Tax Propositions on the November Ballot
From Issue: Volume XX - Number 21
By Taylor Ramsey
As usual, there are propositions on the ballot for November that include state tax increases. Three to be exact. Proposition 30 establishes a temporary sales tax and increases personal income taxes for higher income earners. Proposition 38 is a tax on wage, business, investment and other income of individuals and families.
Proposition 39 restricts the way out-of-state businesses can report income with the intent to increase state revenues. It gets quite complicated, but if all three pass some of the provisions in one proposition will offset provisions in another. That is where doing your homework comes in.

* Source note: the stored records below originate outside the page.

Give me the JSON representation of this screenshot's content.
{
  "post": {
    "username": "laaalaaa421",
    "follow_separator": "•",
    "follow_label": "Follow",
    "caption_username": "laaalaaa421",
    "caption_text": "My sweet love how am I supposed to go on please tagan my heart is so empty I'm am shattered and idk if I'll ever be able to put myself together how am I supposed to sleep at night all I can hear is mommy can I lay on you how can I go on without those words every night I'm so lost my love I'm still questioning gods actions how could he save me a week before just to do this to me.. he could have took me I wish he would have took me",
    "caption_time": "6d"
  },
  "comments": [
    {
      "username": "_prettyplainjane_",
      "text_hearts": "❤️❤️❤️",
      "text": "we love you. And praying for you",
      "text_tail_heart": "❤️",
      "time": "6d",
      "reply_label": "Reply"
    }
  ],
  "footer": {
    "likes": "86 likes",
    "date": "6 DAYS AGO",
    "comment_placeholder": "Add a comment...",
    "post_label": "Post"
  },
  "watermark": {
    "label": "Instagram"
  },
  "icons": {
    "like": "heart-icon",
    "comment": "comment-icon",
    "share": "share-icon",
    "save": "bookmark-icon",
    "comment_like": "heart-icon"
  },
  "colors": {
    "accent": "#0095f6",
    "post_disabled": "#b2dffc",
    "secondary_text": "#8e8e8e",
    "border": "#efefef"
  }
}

Do you remember last year when Governor Brown was working on his budget and he discovered that California might have an unexpected spike of $6.6 billion in tax revenue? He immediately recommended increasing the spending levels of his budget by 5%, continued pushing for the bullet train and at the same time he proposed a temporary sales tax increase. How much of our income does government want?
California residents and businesses are one of the most taxed groups of citizens in the U.S. and democrats want more. He and his fellow democrats can’t keep themselves from spending.
Right now in the U.S. Congress the democrats are blaming the republicans for the oncoming increase in taxes on the middle class due to the Bush Tax Cuts that are expiring soon.
Democrats are accusing the republicans of not signing onto to the democrat’s proposed extension of the Bush Tax Cuts yet fail to explain that they have amended the plan.
In other words, democrats want to adjust the Bush Tax Cuts to increase taxes on the rich, but keep taxes the same for the rest of us. Could not the republicans blame the democrats for raising taxes on the middle class because they will not extend the Bush Tax Cuts with NO amendments? Yes!
I read an article on the Wall Street Journal Blog, “The Weekly Report” by Robert Frank, posted April 11, 2012, which seems to support what I have determined based on my research … raising taxes on the rich will do almost nothing to reduce the national debt.
Mr. Frank wrote; “An insightful reader post Megan McArdle’s blog on the Atlantic (magazine) uses IRS data to figure out how much money the government would raise by taxing certain wealth levels. He says a 45% rate on incomes of more than $1 million would generate $31 billion, while an even more progressive tax, with rates of 50%, 60%, 70% on incomes of $500,000, $5 million, and $10 million respectively would generate an added $133 billion. That is roughly 10% of the current annual budget. My point is just that I don’t see how deficits this large can be closed with income taxes on the rich, even at marginal rates far higher than anything we’ve seen in the post-1986 era.”
I agree we must keep them, but Social Security, Medicare and Medicaid must be modified so all of us can take advantage of them when the time comes. My hope is that people who are conservatives first and republicans second will continue to vote new representatives into office who know we must address our real debt sources no matter how much it hurts. Additionally, we must demand that our legislators at all levels of government distribute taxes collected properly. We cannot continue to compensate, through higher taxes, for our elected officials feeble attempt of allocating tax revenues.
We must vote against all tax increases. You can deny it, look the other way or say it ain’t so, but the fact is, spending is the root cause that the state of California and the U.S. government are broke. Taxpayers must cease being “enablers.”